--- What you should do ---
Search the entries for the word "this". Copy each line in which it is found.

[Dataset records]
:::

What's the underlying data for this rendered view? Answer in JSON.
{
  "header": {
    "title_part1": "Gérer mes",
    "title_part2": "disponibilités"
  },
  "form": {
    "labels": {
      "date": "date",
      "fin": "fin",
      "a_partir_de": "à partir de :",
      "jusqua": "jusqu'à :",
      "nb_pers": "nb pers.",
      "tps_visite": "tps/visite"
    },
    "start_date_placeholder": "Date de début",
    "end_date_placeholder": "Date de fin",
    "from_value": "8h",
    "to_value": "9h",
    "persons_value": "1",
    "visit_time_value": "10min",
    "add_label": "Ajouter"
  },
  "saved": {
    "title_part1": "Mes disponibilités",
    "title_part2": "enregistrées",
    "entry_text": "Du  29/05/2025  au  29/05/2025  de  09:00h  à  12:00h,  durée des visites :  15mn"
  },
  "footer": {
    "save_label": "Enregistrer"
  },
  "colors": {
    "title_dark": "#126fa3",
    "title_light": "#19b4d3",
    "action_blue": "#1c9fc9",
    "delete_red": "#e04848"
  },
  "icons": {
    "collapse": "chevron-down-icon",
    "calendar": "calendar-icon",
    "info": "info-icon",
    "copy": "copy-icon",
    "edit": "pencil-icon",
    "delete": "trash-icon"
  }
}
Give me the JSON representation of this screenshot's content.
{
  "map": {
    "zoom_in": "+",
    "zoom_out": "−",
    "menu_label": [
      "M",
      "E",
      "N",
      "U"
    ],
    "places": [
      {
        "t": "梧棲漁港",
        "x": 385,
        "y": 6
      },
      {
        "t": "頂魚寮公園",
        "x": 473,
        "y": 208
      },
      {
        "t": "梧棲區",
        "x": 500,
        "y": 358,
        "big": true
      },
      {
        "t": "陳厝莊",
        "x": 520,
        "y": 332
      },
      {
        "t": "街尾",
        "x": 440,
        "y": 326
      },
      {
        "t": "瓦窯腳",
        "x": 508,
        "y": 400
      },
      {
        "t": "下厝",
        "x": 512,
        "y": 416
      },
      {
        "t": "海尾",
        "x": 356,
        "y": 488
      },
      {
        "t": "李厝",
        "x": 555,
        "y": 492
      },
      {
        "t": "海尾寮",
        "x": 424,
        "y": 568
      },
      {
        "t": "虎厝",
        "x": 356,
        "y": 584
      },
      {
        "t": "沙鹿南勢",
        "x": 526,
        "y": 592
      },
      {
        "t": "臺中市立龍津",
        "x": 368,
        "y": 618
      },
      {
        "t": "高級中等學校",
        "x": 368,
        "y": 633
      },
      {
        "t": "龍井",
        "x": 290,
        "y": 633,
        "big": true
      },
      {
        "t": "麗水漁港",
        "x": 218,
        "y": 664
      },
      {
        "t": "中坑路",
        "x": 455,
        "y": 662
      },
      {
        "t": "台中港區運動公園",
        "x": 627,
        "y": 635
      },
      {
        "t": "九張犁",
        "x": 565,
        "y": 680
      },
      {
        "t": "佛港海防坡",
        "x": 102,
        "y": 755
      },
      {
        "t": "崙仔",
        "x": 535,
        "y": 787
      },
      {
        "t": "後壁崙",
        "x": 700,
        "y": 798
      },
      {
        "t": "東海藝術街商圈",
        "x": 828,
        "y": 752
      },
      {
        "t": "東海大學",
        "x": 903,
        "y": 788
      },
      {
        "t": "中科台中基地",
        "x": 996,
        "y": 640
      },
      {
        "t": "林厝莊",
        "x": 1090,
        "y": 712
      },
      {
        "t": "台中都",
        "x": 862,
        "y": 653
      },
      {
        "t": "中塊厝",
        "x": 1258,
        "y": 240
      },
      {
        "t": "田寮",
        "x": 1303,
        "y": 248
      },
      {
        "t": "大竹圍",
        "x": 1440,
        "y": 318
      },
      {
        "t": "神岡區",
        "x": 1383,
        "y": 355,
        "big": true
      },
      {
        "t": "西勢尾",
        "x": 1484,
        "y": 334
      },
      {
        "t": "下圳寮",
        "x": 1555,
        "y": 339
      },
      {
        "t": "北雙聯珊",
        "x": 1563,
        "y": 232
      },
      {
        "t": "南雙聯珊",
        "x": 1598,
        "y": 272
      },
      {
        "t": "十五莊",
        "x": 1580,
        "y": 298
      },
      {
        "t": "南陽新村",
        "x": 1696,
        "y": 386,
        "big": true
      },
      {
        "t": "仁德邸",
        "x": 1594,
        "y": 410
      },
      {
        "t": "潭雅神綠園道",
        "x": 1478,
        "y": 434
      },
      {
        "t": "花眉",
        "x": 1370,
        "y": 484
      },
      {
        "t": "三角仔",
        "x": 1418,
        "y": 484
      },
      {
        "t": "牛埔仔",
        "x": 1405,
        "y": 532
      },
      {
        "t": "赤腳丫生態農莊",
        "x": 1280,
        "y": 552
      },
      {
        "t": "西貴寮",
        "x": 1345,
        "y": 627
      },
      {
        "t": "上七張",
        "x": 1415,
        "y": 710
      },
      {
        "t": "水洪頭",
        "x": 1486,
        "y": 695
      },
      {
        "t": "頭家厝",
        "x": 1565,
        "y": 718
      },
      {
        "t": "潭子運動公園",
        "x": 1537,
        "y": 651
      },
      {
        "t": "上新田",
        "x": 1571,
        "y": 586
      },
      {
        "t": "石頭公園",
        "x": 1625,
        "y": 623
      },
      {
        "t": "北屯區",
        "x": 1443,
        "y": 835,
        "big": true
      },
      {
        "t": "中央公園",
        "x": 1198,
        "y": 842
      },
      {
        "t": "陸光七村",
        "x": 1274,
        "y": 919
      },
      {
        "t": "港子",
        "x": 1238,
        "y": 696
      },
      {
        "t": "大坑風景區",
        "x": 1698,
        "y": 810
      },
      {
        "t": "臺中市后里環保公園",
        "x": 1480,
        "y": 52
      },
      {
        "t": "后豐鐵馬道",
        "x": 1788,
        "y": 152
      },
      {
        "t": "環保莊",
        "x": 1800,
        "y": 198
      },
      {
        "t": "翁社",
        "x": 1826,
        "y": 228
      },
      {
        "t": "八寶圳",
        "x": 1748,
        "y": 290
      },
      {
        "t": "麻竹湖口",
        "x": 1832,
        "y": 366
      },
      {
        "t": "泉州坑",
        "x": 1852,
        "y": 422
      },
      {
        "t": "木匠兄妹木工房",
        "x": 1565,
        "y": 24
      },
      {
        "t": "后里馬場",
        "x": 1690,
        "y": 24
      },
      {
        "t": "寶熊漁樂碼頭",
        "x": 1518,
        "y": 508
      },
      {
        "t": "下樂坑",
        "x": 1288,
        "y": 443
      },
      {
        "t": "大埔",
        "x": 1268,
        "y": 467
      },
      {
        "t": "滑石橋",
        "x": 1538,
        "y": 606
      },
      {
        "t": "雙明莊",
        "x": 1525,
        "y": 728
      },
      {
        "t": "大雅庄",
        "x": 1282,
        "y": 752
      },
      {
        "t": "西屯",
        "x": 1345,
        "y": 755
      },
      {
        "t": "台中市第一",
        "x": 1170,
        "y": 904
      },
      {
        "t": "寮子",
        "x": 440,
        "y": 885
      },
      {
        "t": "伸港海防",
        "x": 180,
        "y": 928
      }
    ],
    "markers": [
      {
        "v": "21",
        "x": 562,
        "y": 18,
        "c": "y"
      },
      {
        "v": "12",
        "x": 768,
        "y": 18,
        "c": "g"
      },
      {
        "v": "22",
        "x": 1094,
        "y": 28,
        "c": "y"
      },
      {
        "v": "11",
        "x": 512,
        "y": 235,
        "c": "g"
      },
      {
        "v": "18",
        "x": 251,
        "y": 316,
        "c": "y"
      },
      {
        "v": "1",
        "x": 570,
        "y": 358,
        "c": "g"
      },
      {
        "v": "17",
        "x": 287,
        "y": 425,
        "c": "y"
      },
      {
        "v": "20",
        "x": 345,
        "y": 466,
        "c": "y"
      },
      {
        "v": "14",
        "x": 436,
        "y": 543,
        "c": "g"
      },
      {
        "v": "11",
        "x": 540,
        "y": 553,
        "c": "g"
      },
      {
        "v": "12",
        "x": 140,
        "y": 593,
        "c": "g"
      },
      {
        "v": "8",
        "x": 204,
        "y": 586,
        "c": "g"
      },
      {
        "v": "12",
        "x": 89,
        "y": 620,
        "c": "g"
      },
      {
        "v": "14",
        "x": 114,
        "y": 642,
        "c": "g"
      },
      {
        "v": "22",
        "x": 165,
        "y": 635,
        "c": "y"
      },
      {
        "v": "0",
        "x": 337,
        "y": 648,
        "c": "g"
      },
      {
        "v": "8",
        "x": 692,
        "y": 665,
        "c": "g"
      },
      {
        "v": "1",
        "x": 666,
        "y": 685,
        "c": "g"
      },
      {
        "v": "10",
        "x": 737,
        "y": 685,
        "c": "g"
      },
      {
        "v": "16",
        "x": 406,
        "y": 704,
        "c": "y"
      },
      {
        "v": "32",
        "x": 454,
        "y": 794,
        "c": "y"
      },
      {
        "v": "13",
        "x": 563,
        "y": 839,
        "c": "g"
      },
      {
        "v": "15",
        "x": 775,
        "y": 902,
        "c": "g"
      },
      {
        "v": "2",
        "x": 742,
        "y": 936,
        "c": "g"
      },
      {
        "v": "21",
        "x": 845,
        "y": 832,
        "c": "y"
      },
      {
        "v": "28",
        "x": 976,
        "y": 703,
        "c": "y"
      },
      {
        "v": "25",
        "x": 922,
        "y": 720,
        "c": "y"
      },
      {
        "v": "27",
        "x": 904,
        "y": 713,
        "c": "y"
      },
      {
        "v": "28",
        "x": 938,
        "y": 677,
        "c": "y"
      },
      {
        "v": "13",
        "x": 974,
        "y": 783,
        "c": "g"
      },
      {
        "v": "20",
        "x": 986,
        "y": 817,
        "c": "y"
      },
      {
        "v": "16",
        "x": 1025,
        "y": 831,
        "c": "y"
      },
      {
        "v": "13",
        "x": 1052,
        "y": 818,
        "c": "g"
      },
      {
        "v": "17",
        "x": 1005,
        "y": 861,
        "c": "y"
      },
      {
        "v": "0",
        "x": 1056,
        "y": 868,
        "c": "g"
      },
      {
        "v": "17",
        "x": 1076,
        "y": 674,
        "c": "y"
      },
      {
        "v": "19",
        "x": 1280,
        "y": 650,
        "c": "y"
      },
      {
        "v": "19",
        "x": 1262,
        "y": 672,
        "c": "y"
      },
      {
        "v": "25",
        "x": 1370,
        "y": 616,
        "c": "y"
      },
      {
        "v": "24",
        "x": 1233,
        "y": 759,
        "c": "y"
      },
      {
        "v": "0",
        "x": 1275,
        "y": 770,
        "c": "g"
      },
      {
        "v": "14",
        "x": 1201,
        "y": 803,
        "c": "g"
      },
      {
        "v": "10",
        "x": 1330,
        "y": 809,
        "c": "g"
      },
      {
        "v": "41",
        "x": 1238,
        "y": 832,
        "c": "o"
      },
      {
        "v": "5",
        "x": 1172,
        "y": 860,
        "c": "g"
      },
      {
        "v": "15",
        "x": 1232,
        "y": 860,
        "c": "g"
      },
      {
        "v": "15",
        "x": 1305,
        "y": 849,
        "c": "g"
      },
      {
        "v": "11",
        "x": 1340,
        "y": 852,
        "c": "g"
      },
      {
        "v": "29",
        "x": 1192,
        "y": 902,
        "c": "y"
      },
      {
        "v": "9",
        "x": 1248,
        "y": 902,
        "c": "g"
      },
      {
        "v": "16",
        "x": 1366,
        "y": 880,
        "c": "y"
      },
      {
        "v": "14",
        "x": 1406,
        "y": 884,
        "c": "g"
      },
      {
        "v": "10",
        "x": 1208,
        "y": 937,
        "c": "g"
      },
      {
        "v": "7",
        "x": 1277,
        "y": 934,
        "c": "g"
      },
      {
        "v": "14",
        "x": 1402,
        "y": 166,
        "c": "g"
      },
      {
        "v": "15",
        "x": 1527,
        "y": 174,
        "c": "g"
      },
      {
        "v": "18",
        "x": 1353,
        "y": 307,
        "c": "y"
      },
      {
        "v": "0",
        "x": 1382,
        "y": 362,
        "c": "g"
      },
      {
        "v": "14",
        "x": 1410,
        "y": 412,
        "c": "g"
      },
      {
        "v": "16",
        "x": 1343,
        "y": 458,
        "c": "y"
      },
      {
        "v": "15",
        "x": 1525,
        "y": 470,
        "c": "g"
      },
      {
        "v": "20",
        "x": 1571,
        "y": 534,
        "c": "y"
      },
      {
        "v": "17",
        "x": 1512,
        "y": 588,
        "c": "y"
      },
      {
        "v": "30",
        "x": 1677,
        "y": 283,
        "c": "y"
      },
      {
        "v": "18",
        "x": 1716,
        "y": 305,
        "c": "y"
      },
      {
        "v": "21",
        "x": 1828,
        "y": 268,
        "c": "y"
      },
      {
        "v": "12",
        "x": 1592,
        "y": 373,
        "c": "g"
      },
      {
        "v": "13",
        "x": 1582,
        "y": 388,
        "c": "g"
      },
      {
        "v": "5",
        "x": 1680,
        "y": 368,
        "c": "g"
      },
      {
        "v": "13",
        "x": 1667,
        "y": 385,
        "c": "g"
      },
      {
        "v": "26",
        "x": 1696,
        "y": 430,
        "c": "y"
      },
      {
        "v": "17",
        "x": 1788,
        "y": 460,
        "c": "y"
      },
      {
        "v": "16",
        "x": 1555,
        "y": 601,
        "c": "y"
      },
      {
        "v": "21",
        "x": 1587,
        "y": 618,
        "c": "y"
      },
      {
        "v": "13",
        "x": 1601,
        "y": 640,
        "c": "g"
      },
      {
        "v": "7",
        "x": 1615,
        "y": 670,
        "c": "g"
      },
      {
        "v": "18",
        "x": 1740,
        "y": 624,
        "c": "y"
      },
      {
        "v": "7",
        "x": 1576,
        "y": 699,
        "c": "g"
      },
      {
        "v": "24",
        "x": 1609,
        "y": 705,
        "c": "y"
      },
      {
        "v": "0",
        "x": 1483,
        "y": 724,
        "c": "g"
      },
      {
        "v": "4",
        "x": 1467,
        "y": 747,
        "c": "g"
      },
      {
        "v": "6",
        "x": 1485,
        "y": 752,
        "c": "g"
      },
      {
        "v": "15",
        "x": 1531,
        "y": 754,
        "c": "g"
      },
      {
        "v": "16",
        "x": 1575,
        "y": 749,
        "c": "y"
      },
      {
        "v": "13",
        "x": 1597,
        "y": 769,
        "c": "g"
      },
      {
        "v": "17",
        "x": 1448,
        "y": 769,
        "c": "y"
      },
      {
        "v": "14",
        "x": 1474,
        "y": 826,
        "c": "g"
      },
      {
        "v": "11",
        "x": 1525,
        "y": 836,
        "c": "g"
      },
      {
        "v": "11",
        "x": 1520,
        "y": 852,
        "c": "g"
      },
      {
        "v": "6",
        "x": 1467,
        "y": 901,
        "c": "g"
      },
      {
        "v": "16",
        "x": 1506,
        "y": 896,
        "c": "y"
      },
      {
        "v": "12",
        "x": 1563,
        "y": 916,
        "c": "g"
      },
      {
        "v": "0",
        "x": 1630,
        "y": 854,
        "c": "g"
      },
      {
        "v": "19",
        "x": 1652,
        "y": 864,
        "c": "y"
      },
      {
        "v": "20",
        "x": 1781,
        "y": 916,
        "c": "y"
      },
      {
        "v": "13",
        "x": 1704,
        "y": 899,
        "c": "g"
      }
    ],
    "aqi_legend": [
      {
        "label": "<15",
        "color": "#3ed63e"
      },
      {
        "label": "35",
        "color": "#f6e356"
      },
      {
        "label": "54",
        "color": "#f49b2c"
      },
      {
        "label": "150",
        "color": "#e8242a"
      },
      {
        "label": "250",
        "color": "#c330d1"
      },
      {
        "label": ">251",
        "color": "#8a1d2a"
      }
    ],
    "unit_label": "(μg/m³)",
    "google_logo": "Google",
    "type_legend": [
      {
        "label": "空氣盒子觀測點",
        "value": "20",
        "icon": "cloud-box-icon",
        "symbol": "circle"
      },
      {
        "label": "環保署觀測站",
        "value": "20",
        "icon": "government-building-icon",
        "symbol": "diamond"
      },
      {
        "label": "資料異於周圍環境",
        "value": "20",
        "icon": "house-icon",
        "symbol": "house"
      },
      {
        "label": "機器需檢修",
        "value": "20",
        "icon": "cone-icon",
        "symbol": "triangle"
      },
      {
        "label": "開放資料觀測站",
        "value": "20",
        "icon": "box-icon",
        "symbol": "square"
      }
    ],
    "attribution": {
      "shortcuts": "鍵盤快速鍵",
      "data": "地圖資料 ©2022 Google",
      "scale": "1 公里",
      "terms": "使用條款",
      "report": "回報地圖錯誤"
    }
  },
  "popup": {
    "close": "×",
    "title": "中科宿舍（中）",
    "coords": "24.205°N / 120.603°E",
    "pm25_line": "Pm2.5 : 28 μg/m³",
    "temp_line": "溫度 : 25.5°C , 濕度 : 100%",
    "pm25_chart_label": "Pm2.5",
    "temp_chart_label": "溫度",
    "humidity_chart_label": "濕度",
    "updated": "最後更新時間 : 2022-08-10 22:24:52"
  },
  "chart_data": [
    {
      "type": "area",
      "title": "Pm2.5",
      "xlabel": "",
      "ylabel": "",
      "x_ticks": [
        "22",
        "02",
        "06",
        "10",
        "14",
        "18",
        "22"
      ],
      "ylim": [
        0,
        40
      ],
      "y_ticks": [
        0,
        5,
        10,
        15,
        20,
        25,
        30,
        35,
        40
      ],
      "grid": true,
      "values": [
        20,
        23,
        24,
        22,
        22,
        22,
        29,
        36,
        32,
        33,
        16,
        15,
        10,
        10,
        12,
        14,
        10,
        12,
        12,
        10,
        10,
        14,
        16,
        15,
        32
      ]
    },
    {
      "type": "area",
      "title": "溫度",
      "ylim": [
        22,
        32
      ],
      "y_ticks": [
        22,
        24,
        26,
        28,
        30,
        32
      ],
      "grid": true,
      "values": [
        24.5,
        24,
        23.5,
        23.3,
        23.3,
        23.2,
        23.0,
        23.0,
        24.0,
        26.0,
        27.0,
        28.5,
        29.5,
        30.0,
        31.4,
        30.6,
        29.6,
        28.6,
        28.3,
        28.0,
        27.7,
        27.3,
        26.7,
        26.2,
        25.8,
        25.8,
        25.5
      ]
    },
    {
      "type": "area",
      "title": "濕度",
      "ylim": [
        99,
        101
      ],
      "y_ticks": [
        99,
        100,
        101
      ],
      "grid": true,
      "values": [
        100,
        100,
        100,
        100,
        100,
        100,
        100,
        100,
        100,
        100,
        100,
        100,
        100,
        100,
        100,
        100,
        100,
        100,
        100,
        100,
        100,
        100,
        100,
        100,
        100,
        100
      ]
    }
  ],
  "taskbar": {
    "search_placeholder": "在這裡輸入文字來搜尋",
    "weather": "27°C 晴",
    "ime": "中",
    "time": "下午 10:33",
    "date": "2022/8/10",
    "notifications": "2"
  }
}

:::

--- Task output ---
What's the underlying data for this rendered view? Answer in JSON.
Give me the JSON representation of this screenshot's content.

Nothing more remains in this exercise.